Turkish is a Turkic language spoken by the Turkish minority in Greece, who are mostly Muslims living in Western Thrace, a region that borders Turkey and Bulgaria. However, there are also some Turkish speakers in Central Macedonia, mainly in the prefectures of Thessaloniki, Kilkis and Serres. Turkish has a complex morphology that uses suffixes to express grammatical functions and has a rich vocabulary that reflects its contact with various languages, such as Arabic, Persian, French and Greek.

Some examples of Turkish words and phrases are:

English Turkish
Hello Merhaba
Thank you Teşekkür ederim
How are you?
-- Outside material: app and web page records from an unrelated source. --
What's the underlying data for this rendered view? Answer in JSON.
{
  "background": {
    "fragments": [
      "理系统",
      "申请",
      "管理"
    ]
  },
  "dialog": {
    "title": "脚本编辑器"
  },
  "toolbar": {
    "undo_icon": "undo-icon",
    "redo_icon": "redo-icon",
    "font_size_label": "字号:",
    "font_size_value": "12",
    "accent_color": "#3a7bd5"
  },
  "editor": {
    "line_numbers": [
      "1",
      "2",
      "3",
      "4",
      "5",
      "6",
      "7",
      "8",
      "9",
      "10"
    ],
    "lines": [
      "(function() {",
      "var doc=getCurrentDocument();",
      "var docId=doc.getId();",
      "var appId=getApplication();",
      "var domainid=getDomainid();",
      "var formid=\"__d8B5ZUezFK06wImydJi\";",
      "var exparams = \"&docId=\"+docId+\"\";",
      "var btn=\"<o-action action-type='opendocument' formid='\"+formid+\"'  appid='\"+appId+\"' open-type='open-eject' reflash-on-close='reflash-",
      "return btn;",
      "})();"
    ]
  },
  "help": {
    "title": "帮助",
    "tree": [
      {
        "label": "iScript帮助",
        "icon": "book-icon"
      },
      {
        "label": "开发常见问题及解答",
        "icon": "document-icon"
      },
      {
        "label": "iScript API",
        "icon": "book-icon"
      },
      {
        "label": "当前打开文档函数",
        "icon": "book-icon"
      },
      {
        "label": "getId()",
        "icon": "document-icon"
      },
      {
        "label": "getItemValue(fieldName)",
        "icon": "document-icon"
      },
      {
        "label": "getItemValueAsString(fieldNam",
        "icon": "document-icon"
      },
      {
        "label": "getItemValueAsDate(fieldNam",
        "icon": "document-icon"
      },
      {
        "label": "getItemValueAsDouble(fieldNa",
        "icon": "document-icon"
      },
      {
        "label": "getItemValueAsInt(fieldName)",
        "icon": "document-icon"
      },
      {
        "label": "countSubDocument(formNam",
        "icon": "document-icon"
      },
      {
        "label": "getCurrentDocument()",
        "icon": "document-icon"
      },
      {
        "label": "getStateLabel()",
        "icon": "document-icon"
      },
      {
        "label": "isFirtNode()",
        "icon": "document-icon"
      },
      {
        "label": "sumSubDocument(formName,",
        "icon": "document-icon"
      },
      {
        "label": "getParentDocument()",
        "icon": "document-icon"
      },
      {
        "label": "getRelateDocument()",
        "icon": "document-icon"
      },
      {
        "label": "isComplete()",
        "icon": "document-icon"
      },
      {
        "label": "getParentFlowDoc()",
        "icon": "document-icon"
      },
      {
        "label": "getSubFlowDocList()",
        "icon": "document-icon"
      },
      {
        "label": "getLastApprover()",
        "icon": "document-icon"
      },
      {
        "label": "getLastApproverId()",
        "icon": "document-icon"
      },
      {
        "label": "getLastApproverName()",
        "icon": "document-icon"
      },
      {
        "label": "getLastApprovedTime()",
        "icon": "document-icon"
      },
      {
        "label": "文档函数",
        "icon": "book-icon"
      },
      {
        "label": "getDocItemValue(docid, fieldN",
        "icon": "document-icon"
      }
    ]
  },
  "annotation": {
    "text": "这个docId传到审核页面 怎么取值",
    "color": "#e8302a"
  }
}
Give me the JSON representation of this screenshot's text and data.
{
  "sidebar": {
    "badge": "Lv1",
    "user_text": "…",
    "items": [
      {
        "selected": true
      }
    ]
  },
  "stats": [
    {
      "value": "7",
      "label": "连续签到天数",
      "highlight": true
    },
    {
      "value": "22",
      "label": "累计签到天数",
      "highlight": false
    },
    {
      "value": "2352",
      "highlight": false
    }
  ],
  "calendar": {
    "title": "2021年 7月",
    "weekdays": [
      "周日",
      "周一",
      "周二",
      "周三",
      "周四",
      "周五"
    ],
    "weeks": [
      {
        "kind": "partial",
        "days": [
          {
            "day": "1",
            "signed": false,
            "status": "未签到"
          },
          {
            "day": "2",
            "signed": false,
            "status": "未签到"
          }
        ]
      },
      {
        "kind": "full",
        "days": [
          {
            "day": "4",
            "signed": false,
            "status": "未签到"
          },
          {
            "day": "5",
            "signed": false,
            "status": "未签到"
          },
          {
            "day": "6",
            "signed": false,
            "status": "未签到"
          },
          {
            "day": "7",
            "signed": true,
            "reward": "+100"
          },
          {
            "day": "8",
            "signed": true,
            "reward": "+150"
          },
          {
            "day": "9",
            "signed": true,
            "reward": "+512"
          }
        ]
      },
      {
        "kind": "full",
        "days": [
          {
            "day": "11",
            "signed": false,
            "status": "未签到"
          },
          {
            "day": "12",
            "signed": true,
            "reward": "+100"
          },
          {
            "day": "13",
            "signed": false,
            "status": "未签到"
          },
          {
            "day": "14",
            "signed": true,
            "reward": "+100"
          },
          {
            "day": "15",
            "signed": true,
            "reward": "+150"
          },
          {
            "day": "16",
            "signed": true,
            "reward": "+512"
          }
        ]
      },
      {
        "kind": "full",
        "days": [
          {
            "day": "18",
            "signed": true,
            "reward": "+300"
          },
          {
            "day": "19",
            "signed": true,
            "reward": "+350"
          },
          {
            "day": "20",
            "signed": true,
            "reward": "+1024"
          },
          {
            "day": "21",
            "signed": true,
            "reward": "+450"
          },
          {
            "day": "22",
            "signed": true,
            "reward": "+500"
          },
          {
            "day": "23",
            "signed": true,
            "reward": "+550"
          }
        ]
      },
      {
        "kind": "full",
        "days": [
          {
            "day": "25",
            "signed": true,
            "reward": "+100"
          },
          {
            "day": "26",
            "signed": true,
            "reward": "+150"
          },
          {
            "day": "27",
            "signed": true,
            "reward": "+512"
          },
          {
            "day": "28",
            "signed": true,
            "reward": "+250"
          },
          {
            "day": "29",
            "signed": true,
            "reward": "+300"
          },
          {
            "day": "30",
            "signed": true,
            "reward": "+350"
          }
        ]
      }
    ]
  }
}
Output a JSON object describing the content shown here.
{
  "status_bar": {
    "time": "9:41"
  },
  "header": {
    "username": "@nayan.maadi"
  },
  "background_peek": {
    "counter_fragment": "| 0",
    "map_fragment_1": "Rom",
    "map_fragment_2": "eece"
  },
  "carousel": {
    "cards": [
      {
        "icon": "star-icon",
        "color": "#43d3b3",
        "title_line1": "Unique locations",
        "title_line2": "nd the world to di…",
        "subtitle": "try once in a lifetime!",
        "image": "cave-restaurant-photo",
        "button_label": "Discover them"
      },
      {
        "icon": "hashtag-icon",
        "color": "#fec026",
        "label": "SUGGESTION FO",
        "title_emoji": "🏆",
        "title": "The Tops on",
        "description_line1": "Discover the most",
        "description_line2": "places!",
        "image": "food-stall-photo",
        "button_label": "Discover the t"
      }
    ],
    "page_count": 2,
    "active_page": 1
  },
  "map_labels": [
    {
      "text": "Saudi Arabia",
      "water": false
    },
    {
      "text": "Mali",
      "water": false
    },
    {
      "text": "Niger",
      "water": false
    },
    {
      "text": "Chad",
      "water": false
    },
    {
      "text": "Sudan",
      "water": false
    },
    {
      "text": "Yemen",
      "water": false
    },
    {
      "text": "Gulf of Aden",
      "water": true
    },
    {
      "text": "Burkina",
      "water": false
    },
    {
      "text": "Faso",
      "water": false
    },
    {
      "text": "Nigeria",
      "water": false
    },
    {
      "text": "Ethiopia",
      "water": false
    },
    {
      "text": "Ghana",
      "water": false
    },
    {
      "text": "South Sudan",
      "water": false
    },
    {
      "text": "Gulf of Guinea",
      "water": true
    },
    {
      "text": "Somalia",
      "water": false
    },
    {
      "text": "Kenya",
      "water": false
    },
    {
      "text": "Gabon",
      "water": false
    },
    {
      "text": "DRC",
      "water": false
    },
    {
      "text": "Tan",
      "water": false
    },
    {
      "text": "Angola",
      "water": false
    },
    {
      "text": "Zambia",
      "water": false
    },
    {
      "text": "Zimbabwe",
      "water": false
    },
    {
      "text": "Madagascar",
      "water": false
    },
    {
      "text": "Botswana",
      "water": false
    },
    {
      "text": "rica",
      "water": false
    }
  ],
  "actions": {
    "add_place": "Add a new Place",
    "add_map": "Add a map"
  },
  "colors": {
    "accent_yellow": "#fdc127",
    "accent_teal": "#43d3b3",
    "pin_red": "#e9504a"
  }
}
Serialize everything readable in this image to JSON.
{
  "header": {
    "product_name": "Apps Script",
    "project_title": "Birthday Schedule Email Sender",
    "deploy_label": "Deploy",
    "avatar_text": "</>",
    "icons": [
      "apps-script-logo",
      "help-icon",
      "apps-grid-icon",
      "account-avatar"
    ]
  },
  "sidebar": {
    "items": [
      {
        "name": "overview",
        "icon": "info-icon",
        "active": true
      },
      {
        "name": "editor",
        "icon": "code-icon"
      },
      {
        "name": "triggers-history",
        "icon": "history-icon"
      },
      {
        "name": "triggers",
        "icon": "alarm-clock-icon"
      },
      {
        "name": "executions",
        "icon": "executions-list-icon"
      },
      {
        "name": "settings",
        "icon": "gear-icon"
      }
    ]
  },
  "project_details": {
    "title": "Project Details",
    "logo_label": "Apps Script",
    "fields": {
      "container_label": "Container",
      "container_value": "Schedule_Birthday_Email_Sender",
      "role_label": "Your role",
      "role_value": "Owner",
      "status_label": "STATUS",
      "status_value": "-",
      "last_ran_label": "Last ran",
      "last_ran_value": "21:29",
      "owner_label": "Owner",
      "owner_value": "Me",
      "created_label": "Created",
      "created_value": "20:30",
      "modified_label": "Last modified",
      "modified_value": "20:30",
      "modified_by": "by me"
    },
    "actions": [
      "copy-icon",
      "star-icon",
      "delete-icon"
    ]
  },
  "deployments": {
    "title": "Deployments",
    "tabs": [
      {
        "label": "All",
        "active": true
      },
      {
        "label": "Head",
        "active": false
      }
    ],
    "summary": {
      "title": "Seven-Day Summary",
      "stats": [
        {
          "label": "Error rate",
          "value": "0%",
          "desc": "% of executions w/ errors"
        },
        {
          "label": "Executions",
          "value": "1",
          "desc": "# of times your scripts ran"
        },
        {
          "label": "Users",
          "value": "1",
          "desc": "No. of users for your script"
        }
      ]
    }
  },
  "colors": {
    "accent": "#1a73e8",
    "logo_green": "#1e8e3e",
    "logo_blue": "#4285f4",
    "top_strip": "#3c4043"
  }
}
Nasılsın?
I am fine İyiyim
What is your name? Adın ne?
My name is … Adım …
Where are you from? Nerelisin?
I am from … …lıyım
Do you speak Turkish? Türkçe konuşuyor musun?
Yes, I do / No, I don’t Evet, konuşuyorum / Hayır, konuşmuyorum


Aromanian is a Romance language spoken by the Aromanians or Vlachs, an ethnic group that lives in various Balkan countries, including Greece. Aromanian is closely related to Romanian and has been influenced by Greek, Albanian, Bulgarian and Turkish. Aromanian has several dialects that differ in phonology, morphology and vocabulary, but they are generally mutually intelligible.

In Central Macedonia, Aromanian speakers are mostly concentrated in the prefecture of Kastoria, where they form the majority of the population in some villages. Aromanian speakers are also found in the prefectures of Florina, Pella and Thessaloniki. Aromanian has some distinctive features, such as:

  • The use of instead of , e.g. aʒúndu ‘I help’ instead of aʤúndu.
  • The use of instead of , e.g. aɲéa ‘year’ instead of aŋéa.
  • The use of instead of , e.g. batsíriu ‘boy’ instead of batsíriu.
  • The use of the definite article after the noun, e.g. fata lu mare ‘the big girl’ instead of lu mare fata.
  • The use of the infinitive with modal verbs, e.g. vrea să scriu ‘I want to write’ instead of vrea să scriescu.
  • The use of Greek loanwords, e.g. pandoflu ‘cake’ vs. kolaʧu.

Some examples of Aromanian words and phrases are:



English Aromanian
Hello Bunã tsirã / Bunã zua / Bunã sira / Bunã sera / Bunã noapti (depending on the time of day)
Thank you Multsumescu / Multsumiri / Multsumitu (depending on the gender and number)
How are you? Cumu itse? / Cumu itseati? (depending on the number)
I am fine Suntu bine / Sunt